Please write out the data below once more, exactly as it stands.

====

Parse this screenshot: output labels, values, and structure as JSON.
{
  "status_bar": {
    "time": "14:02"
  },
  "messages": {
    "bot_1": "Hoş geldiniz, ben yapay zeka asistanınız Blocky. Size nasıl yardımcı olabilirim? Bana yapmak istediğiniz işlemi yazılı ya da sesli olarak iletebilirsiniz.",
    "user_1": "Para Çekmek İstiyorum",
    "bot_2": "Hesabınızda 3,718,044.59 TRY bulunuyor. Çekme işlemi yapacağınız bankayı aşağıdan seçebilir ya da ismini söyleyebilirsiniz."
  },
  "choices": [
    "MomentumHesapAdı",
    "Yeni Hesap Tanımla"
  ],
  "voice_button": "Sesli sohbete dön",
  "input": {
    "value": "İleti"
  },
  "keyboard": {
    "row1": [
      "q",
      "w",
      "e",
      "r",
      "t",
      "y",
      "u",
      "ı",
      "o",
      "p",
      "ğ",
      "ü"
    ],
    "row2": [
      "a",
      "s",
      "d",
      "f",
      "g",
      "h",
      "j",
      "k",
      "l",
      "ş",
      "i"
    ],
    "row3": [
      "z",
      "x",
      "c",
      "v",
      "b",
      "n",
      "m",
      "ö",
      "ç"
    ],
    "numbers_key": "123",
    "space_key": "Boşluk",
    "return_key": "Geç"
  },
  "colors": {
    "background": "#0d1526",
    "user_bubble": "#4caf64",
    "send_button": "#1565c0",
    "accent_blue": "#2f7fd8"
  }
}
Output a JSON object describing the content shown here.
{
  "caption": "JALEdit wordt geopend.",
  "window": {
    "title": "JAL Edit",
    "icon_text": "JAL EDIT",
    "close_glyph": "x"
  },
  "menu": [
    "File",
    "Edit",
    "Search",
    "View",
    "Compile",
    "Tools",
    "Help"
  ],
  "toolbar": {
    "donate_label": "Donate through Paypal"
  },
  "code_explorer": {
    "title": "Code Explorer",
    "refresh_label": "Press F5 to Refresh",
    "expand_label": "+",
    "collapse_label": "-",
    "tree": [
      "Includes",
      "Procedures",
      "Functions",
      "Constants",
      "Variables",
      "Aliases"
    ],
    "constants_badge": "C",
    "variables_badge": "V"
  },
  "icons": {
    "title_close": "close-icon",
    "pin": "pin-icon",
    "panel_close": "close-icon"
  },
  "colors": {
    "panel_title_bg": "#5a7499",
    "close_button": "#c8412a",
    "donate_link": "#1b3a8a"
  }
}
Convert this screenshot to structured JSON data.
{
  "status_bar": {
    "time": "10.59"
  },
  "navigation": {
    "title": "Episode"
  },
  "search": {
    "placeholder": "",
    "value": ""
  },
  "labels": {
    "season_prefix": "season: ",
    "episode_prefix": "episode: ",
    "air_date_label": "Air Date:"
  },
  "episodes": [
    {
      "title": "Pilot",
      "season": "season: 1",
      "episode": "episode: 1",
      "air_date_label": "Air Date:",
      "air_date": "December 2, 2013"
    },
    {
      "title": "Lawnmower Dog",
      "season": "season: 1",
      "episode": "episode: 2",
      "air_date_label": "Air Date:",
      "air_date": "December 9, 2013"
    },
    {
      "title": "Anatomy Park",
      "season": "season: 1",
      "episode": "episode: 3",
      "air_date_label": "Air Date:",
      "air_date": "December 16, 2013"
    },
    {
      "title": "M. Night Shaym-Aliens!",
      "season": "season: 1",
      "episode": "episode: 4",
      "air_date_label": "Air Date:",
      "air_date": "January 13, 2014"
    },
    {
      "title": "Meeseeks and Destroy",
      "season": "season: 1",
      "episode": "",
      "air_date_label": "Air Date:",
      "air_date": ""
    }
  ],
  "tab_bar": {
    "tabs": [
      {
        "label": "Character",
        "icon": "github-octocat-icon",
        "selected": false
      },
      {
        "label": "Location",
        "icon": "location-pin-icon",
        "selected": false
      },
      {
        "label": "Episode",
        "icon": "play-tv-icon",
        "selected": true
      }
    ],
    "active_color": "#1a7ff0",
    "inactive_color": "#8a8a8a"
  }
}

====

**TASK RESPONSE:**
Parse this screenshot: output labels, values, and structure as JSON.
{
  "status_bar": {
    "time": "14:02"
  },
  "messages": {
    "bot_1": "Hoş geldiniz, ben yapay zeka asistanınız Blocky. Size nasıl yardımcı olabilirim? Bana yapmak istediğiniz işlemi yazılı ya da sesli olarak iletebilirsiniz.",
    "user_1": "Para Çekmek İstiyorum",
    "bot_2": "Hesabınızda 3,718,044.59 TRY bulunuyor. Çekme işlemi yapacağınız bankayı aşağıdan seçebilir ya da ismini söyleyebilirsiniz."
  },
  "choices": [
    "MomentumHesapAdı",
    "Yeni Hesap Tanımla"
  ],
  "voice_button": "Sesli sohbete dön",
  "input": {
    "value": "İleti"
  },
  "keyboard": {
    "row1": [
      "q",
      "w",
      "e",
      "r",
      "t",
      "y",
      "u",
      "ı",
      "o",
      "p",
      "ğ",
      "ü"
    ],
    "row2": [
      "a",
      "s",
      "d",
      "f",
      "g",
      "h",
      "j",
      "k",
      "l",
      "ş",
      "i"
    ],
    "row3": [
      "z",
      "x",
      "c",
      "v",
      "b",
      "n",
      "m",
      "ö",
      "ç"
    ],
    "numbers_key": "123",
    "space_key": "Boşluk",
    "return_key": "Geç"
  },
  "colors": {
    "background": "#0d1526",
    "user_bubble": "#4caf64",
    "send_button": "#1565c0",
    "accent_blue": "#2f7fd8"
  }
}
Output a JSON object describing the content shown here.
{
  "caption": "JALEdit wordt geopend.",
  "window": {
    "title": "JAL Edit",
    "icon_text": "JAL EDIT",
    "close_glyph": "x"
  },
  "menu": [
    "File",
    "Edit",
    "Search",
    "View",
    "Compile",
    "Tools",
    "Help"
  ],
  "toolbar": {
    "donate_label": "Donate through Paypal"
  },
  "code_explorer": {
    "title": "Code Explorer",
    "refresh_label": "Press F5 to Refresh",
    "expand_label": "+",
    "collapse_label": "-",
    "tree": [
      "Includes",
      "Procedures",
      "Functions",
      "Constants",
      "Variables",
      "Aliases"
    ],
    "constants_badge": "C",
    "variables_badge": "V"
  },
  "icons": {
    "title_close": "close-icon",
    "pin": "pin-icon",
    "panel_close": "close-icon"
  },
  "colors": {
    "panel_title_bg": "#5a7499",
    "close_button": "#c8412a",
    "donate_link": "#1b3a8a"
  }
}
Convert this screenshot to structured JSON data.
{
  "status_bar": {
    "time": "10.59"
  },
  "navigation": {
    "title": "Episode"
  },
  "search": {
    "placeholder": "",
    "value": ""
  },
  "labels": {
    "season_prefix": "season: ",
    "episode_prefix": "episode: ",
    "air_date_label": "Air Date:"
  },
  "episodes": [
    {
      "title": "Pilot",
      "season": "season: 1",
      "episode": "episode: 1",
      "air_date_label": "Air Date:",
      "air_date": "December 2, 2013"
    },
    {
      "title": "Lawnmower Dog",
      "season": "season: 1",
      "episode": "episode: 2",
      "air_date_label": "Air Date:",
      "air_date": "December 9, 2013"
    },
    {
      "title": "Anatomy Park",
      "season": "season: 1",
      "episode": "episode: 3",
      "air_date_label": "Air Date:",
      "air_date": "December 16, 2013"
    },
    {
      "title": "M. Night Shaym-Aliens!",
      "season": "season: 1",
      "episode": "episode: 4",
      "air_date_label": "Air Date:",
      "air_date": "January 13, 2014"
    },
    {
      "title": "Meeseeks and Destroy",
      "season": "season: 1",
      "episode": "",
      "air_date_label": "Air Date:",
      "air_date": ""
    }
  ],
  "tab_bar": {
    "tabs": [
      {
        "label": "Character",
        "icon": "github-octocat-icon",
        "selected": false
      },
      {
        "label": "Location",
        "icon": "location-pin-icon",
        "selected": false
      },
      {
        "label": "Episode",
        "icon": "play-tv-icon",
        "selected": true
      }
    ],
    "active_color": "#1a7ff0",
    "inactive_color": "#8a8a8a"
  }
}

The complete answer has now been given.